One can easily figure out that Lee and John will start falling for each other on the trip, but things get to be more complicated than that. The couple wind up getting into trouble for trespassing in Pennsylvania, and Lee gets them out of it by starting a fire in the courthouse. The scene is funny, but it also shows the audience that Lee's value system is somewhat skewed.

When the two finally get to Indiana, the movie takes a dark turn. Lee's family home looks like a haunted house, and her mother wants nothing to do with her, calling her a thief. The meeting devastates Lee, and it lays out the case that she has major emotional problems.

John decides to take Lee to his family's home. Lee is warmly welcomed by his family, and the love and kindness that they display have a profound effect on Lee. This is another sequence that defies the viewer's expectations--at first it seems Sargeant's relatives are going to be portrayed as stereotypical country folk, but they wind up being well-rounded and human.
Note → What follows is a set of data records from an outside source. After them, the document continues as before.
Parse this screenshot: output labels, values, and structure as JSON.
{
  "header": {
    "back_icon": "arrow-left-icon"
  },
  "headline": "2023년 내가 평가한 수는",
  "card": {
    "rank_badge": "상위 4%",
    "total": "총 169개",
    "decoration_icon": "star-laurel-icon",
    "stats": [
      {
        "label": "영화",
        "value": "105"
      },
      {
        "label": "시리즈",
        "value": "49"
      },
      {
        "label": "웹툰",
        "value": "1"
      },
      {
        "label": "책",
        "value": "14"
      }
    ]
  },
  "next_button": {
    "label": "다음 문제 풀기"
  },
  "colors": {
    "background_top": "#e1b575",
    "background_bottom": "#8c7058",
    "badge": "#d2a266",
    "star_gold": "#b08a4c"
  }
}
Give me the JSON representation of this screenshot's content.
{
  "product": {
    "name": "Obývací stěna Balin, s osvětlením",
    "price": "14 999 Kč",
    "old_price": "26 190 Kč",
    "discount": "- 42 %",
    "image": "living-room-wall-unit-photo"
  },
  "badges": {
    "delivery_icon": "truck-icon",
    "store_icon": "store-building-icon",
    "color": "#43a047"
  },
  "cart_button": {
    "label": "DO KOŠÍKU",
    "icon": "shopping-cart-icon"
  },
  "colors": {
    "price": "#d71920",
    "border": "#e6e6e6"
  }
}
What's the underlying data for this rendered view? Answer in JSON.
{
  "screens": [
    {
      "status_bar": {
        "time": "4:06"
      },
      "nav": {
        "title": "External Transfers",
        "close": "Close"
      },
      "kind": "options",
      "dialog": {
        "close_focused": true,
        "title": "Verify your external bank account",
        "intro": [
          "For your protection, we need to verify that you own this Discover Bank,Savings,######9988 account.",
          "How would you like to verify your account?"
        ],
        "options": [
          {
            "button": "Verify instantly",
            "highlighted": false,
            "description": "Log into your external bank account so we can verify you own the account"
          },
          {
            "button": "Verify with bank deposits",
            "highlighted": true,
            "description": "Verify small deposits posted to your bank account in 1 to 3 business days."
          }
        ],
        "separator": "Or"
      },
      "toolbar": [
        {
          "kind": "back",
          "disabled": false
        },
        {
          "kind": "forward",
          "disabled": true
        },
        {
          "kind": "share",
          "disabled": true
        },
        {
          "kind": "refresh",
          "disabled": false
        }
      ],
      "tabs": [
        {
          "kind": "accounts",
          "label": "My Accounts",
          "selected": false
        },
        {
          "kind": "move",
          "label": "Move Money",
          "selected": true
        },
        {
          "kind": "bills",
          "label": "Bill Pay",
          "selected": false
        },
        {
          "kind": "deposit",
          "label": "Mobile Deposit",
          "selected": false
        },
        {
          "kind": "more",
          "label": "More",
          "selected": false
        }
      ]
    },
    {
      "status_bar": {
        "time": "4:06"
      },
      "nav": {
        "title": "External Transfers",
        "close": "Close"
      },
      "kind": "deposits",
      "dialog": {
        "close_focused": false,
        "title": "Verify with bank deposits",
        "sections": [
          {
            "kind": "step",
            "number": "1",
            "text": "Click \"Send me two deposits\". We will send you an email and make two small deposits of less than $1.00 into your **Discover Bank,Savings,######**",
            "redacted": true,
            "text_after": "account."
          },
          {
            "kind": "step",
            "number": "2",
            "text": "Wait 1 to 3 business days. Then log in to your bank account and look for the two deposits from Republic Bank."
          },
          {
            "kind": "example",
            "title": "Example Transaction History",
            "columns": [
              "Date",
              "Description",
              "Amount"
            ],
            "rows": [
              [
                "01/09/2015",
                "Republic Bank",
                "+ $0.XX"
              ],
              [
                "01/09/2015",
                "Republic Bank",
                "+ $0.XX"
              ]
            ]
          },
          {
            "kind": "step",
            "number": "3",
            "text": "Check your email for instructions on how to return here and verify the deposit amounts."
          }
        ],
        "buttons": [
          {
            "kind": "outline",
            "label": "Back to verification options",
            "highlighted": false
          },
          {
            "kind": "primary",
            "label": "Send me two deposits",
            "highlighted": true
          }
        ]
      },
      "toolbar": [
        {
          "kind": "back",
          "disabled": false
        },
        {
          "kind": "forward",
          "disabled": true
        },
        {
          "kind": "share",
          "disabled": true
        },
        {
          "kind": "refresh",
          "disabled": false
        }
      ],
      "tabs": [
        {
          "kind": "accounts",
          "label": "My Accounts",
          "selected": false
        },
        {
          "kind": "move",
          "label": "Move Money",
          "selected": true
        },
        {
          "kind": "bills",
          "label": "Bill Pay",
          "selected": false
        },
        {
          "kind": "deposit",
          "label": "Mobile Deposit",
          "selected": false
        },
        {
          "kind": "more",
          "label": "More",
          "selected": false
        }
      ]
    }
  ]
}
Lee experiences a type of lifestyle she's never had, and badly needs.

John's mother (Beulah Bondi--who else?) senses that Lee is falling for her son, and she goes out of her way to tell her that John has worked hard to get to his present position, and he has a bright future ahead of him. Lee of course is all too aware of this, and all too aware that her past would hurt John's career. The young prosecutor is falling for Lee as well, but both of them know that there is something hanging over their heads--the fact that soon they will have to go back to New York and deal with Lee's trial.

I would love to discuss the ending of REMEMBER THE NIGHT, but I simply can't, because I want those who have not seen this film to experience it for themselves. Let me just say that there is no standard Hollywood contrived climax where everything comes out all right in the end. The movie ends on a vague, unsatisfying note--just like real life does.

I think the reason why REMEMBER THE NIGHT stays in my memory is that the movie wasn't anything like I expected. Instead of a rollicking romantic comedy with wacky characters, we get a long discussion about the definition of law and justice and right vs. wrong between Sargeant and Lee. What's noticeable about Lee is that she is almost a 21st Century character. She has many issues, and deep emotional problems. The movie makes no bones about the fact that Lee will steal, or lie, or cheat, to get what she wants. Even so the viewer is still sympathetic to Lee, and that is due to the brilliance of Barbara Stanwyck, who shows that the woman is all too aware of her failings.

REMEMBER THE NIGHT is also a Christmas movie, and like most great features set during the holidays, there is a sense of longing and melancholy. The love and warmth of John's family during their Christmas reunion is contrasted with the emptiness of Lee's life. The result is that despite a then-in-force Hollywood production code which demands that Lee pay for her crimes, the audience does not want her to go to jail--serving time would probably send a person with Lee's emotional problems down a far darker path.

Before I had seen REMEMBER THE NIGHT for the first time on TCM, I had never even heard of the movie. Now I consider it one of the best films of the late 1930s, and one of Barbara Stanwyck's best performances. If it wasn't for TCM I might not have ever seen this movie....or dozens of other films I could mention. Hopefully TCM will continue to show those classics that don't seem to get the attention that they deserve.


  1. Sounds like a holiday movie I would enjoy. I'm with you when it comes to TMC being a resource for many movies that have been talked about and has given me a chance to see them.

  2. LOVE LOVE this one. It should be a Christmas staple. I reviewed of for another blogathon in 2013:

  3. I watched this film for the first time recently as well. I was watching with my mom, and she was disappointed by the end, but I liked it - realistic, yet a bit sad. I like to think that Lee didn't serve time in jail, married John and lived happily ever after, LOL
    Don't forget to read my contribution to the blogathon! :)